Oakland Raiders defensive coordinator Paul Guenther has been on the same sideline as Vontaze Burfict in all but one of the suspended linebacker’s seasons in the NFL. Unsurprisingly, the coach is sticking up for a player who won’t be allowed to play anytime soon.
Addressing reporters on Thursday, Guenther lambasted the NFL’s treatment of the linebacker as it dealt with yet another helmet-to-helmet hit and subsequent suspension. He also threatened that the team would be monitoring to see if other players are treated the same way.
“I think it was a witch hunt from the beginning, quite honestly,” Guenther said. “Someone in the league didn’t want him playing football and they got what they wanted. The Raiders are going to keep a close eye to make sure everybody is being held to the same standard as Vontaze was. Now, does it make any sense to sign a guy, after one infraction, he’s going to get thrown out of the league for a year? No, it doesn’t. I think it’s very unfair. It’s unfair to our team. It’s unfair to Vontaze.”
Guenther and Burfict previously worked together on the Cincinnati Bengals.
Latest in a long line of suspensions for Vontaze Burfict
Burfict was suspended for the rest of the season and later lost his appeal after being ejected for a vicious hit on Indianapolis Colts tight end Jack Doyle in Week 4. The NFL later revealed it found another helmet-to-helmet hit that went uncalled in the same game.
Here’s the hit that could get Vontaze Burfict suspended for the season pic.twitter.com/eC8DK2nqCg— Mitchell Renz (@MitchellRenz365) September 30, 2019
None of this was surprising for NFL observers. Burfict has built up a reputation as the dirtiest player in the league, and it was only a matter of time until the NFL suspended him even longer than the three games he received to open the 2017 season.
Guenther still maintained that the NFL applied an inconsistent standard to Burfict and didn’t sufficiently warn him and the Raiders before giving him a suspension that was unprecedented for a dirty hit.
“There’s no standard, that’s the issue I have. There’s no ‘Hey, next time you do this, maybe you’re gone for the year. Maybe your career.’ I think that’s unfair,” Guenther said. “And now, they’ve opened up a whole can of worms as far as the next guy who’s going to do it, so we’ve got to make sure if we’re going to do this to this one guy driving 38 miles per hour in a 30 mile-an-hour zone, for the cop looking for one guy doing it, that all the players are held to the same standard.”
First of all, if the hit above is 38 in a 30 zone, 50 miles per hour might be an impossibility on Guenther’s scale. Doyle is on his knee and looking down, clearly defenseless. Burfict runs toward Doyle upright, then lowers his helmet and launches toward Doyle with both feet into the tight end’s crown. It is the quintessential dirty hit, and the quintessential Vontaze Burfict hit.

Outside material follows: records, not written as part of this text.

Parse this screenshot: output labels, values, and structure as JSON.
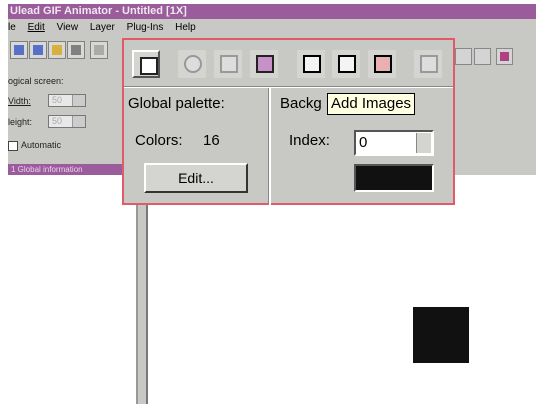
{
  "app": {
    "title": "Ulead GIF Animator - Untitled [1X]"
  },
  "menu": [
    "le",
    "Edit",
    "View",
    "Layer",
    "Plug-Ins",
    "Help"
  ],
  "left_panel": {
    "logical_screen_label": "ogical screen:",
    "width_label": "Vidth:",
    "width_value": "50",
    "height_label": "leight:",
    "height_value": "50",
    "automatic_label": "Automatic"
  },
  "tree": {
    "header": "1  Global information"
  },
  "inset": {
    "global_palette_label": "Global palette:",
    "colors_label": "Colors:",
    "colors_value": "16",
    "edit_button": "Edit...",
    "background_label": "Backg",
    "tooltip": "Add Images",
    "index_label": "Index:",
    "index_value": "0"
  },
  "colors": {
    "title_bar": "#9a5c9a",
    "highlight_border": "#e05a6a",
    "background_color_swatch": "#111111"
  },
  "icons": [
    "properties-icon",
    "cut-icon",
    "copy-icon",
    "paste-icon",
    "add-image-icon",
    "add-video-icon",
    "add-text-icon",
    "delete-frame-icon"
  ]
}
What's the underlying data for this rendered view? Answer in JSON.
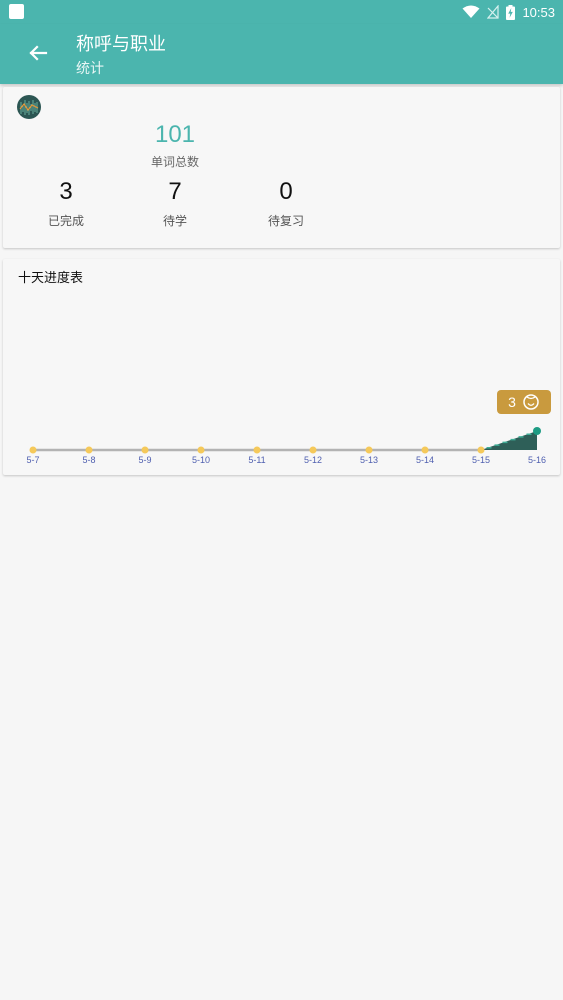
{
  "status_bar": {
    "time": "10:53",
    "icons": [
      "app-notification-icon",
      "wifi-icon",
      "no-signal-icon",
      "battery-charging-icon"
    ]
  },
  "app_bar": {
    "title": "称呼与职业",
    "subtitle": "统计",
    "back_icon": "arrow-left-icon"
  },
  "summary": {
    "total_value": "101",
    "total_label": "单词总数",
    "stats": [
      {
        "value": "3",
        "label": "已完成"
      },
      {
        "value": "7",
        "label": "待学"
      },
      {
        "value": "0",
        "label": "待复习"
      }
    ]
  },
  "progress_card": {
    "title": "十天进度表"
  },
  "chart_data": {
    "type": "area",
    "x": [
      "5-7",
      "5-8",
      "5-9",
      "5-10",
      "5-11",
      "5-12",
      "5-13",
      "5-14",
      "5-15",
      "5-16"
    ],
    "values": [
      0,
      0,
      0,
      0,
      0,
      0,
      0,
      0,
      0,
      3
    ],
    "tooltip": {
      "x": "5-16",
      "value": "3",
      "icon": "smiley-face-icon"
    },
    "colors": {
      "line": "#b3b3b3",
      "point": "#f5c95a",
      "area": "#2e5f58",
      "last_point": "#1e9c84",
      "tooltip": "#c99a3e",
      "tick": "#5060b0"
    }
  },
  "colors": {
    "primary": "#4bb5ae"
  }
}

Over the years, Burfict has been suspended and/or fined for the following: numerous helmet-to-helmet hits, hitting a player in the groin, twisting multiple players’ ankles, stomping on a player’s leg, wiping out a player when his back was turned, flipping off the crowd and performance-enhancing drugs, for good measure.
The man has now lost $5,367,803 and 22 games to suspensions and fines in his career, according to Spotrac. Burfict’s history of misconduct goes back to college, where Burfict racked up 16 personal fouls in his last 26 games at Arizona State.
That’s the kind of player who gets a year-long suspension for multiple dirty hits in a game, and the Raiders either knew that or were willfully ignorant when bringing Burfict in. The NFL even mentioned that Burfict faced a harsher punishment because he is a repeat offender the last time something like this happened.
Could Vontaze Burfict’s career be over?
Guenther noted that had the Raiders supposedly known Burfict would face a season-long suspension for another offense, it would not have made sense to sign him.
Now, every team knows that if they sign Burfict, they run the risk of losing him for the year and more with one more dirty hit. And with Burfict, that’s an eventuality. Guenther seemed to interpret that as the end of Burfict’s career.
“How would you deal with it if you basically got your career taken away? Like that [snaps fingers]? And not really know that’s what’s going to happen,” Guenther asked. “He may not play football again and that’s a tough thing. He’s 28 years old, and all of a sudden it’s done.“
That might just be what the NFL wanted to accomplish in the first place with this suspension.
More from Yahoo Sports: